The Mountaineers, whose shiny No. 16 ranking was dulled by a last-second loss against LSU on Thursday, took a full half to effectively rebound in this game – literally and figuratively. West Virginia routinely settled for jump shots and three-pointers in the opening period, refusing to challenge a smaller NKU line-up which had packed the paint and was beating WVU on the boards until midway through the period. That changed in the second half, when increased full court pressure led to easier baskets in transition and, eventually, the significant margin of victory.
West Virginia (8-1) led just 20-17 at the break after icy shooting by both sides, but scored the first nine points of the second half for a double-digit edge that was never surrendered. All four field goals came from point blank range, with a tip-in, two lay-ups and a dunk. It was a far more successful approach than the distance shooting upon which the Mountaineers attempted to rely despite playing a team with no starter taller than 6-6. NKU, which slowly faded under West Virginia’s full court press and superior depth and skill, scored just two points in the first 7:31 of the second half, and was behind 33-19 by then in getting outscored 47-25 over the final 20 minutes.
“Pressure,” WVU head coach Bob Huggins said on the MSN by IMG postgame radio show when asked the difference. “We got our hands on some balls and got some easy baskets. Minor tweaks. We quit trapping all the time on the first pass, we took a guy off the ball and kept a safety so they couldn’t throw it deep. We tried to match up five and five (early) and we wanted to make it four on five (in the second half.)”
West Virginia, the national leader in overall steals and steals per game, tied for its fewest of the season with just 10. Staten missed nine of his 12 shots, and was the coldest of WVU shooters in a game in which the Mountaineers hit 39 percent from the floor and a season-low 19 percent from three-point range. Williams had just two field goals, scoring eight of his points from the line to go with six rebounds. Jonathan Holton added 10 points and five boards and provided a spark for West Virginia in the second half, when the lead eventually ballooned to as many as 26 at 63-38 with just minutes to play.
“We were, I don’t know what we were,” Huggins said. “Couldn’t make a shot, got outrebounded. The ball didn’t go in and it got ugly.
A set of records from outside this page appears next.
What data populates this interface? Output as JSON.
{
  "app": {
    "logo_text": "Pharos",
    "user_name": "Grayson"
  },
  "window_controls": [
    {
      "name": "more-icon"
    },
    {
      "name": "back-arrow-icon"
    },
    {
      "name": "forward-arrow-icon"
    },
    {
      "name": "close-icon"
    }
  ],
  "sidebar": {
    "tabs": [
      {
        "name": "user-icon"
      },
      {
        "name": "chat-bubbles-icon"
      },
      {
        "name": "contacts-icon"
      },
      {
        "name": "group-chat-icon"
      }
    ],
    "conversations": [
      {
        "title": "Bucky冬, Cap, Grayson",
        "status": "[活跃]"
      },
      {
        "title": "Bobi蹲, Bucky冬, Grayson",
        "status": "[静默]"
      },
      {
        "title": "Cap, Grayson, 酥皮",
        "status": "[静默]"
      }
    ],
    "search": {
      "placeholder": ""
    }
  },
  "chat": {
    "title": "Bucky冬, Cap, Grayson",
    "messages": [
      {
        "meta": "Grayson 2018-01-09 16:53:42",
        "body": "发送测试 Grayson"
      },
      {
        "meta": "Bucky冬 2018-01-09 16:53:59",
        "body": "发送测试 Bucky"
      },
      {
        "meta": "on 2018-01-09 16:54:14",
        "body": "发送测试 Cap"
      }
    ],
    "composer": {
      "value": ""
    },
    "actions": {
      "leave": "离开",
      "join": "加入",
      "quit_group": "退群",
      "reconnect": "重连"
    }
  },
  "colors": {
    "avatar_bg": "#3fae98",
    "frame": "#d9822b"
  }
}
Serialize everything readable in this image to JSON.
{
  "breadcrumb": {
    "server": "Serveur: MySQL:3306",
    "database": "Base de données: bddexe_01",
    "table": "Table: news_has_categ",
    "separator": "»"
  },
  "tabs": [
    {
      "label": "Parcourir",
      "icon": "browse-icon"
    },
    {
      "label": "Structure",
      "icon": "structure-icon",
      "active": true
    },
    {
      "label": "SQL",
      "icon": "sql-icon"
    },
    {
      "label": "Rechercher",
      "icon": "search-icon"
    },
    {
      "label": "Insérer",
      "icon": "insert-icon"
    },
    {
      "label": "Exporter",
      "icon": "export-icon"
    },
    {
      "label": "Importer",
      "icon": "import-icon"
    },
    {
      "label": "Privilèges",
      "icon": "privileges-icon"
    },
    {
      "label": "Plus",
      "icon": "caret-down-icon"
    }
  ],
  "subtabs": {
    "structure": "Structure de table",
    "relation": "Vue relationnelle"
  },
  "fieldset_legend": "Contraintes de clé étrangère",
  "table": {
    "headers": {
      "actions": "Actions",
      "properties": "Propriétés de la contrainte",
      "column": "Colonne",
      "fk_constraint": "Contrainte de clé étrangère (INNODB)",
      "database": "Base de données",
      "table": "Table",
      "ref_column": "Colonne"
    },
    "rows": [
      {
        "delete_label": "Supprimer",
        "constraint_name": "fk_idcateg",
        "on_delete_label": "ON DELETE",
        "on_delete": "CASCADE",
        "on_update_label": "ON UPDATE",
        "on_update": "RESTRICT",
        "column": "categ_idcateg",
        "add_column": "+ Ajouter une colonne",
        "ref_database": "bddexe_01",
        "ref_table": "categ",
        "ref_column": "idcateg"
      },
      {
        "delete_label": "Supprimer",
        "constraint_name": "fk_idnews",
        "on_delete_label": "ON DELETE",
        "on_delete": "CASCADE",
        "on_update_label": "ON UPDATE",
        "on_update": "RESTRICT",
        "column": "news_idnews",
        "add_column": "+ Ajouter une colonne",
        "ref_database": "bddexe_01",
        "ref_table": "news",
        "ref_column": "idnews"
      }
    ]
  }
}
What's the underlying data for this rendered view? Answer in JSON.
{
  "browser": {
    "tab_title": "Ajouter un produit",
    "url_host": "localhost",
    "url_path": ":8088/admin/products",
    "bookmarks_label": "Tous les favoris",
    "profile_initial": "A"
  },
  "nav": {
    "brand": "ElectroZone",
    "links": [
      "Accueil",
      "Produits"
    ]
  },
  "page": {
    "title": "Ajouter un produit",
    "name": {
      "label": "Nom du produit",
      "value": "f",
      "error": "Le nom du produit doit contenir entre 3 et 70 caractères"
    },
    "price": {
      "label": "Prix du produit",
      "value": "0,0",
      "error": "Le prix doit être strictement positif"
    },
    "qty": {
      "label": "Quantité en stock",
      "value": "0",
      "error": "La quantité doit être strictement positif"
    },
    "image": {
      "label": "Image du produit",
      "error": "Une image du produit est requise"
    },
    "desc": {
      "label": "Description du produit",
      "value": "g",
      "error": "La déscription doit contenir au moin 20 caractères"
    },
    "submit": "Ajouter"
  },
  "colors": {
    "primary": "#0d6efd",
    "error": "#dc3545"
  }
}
But you have to respect everybody. This was their Super Bowl. I thought Jon Holton gave us a huge lift in the second half, tipping in balls. Our All-American is three for 12. He gets 12 points and you think we’d struggle and we did. He didn’t shoot it well, but I’m not sure who did.”
Nobody, really, on either side. Northern Kentucky (3-5) missed a whopping 18 of their 20 three-pointers, and finished the game at 26.5 percent from the floor, and the 10 percent from three. The Norse actually had more turnovers (20) than field goals (13) in losing for a third time in as many games this season to a major conference foe. Guards Chad Jackson and Jordan Jackson combined for 22 points and nine of the teams made shots. The rest of the team missed 30 of 34 attempts.
The first half was about as lethargic as possible. West Virginia led 20-17 in a game in which the two teams missed 26 of their first 31 shots and combined for 11 turnovers in the first 11-plus minutes of the game. NBA legend Oscar Robertson, sitting courtside, looked as though he would rather by anywhere else by the midway point, when the teams were tied at a rather pitiful 6-6 with less than nine minutes to play. And this wasn’t a case of excellent defense as much as mediocre effort combined with offensive ineptitude.
The Mountaineers weren’t challenging the rim, instead settling for three-pointers and jump shots, few of which were finding the mark. Northern Kentucky’s issue was much the same, but that was to be expected with the height and interior talent differential. Still, the Norse stayed in the game, West Virginia failing to score for the first 3:15, and managing just one field goal over the first five minutes to trail 4-2 with 14:19 to play. The teams actually combined to go sans a field goal from the 13:53 mark until 8:30 – more than five minutes of play – with just three combined free throws for each team.
The shooting percentages increased slightly from there, WVU ending the opening period at 30.4 percent to Northern Kentucky’s 24 percent. Both teams shot 20 percent from three-point range while also managing to miss more free throws than they made. It was, by all accounts, as miserable a first half for both performance and entertainment as either team has had this season – and that includes a poor initial 20 minutes of the season for the Mountaineers in their opener versus Monmouth. Perhaps the best example was that both teams combined for more turnovers than field goals; WVU made seven shots from the floor and committed nine turnovers. NKU hit six field goals and nearly doubled that up with 11 turnovers. The Norse also held their season-long pattern of wining each contest when ahead at half and losing when behind.
Note: Staten’s four assists moved him past Dale Blaney (331) for 16th place on West Virginia's career list.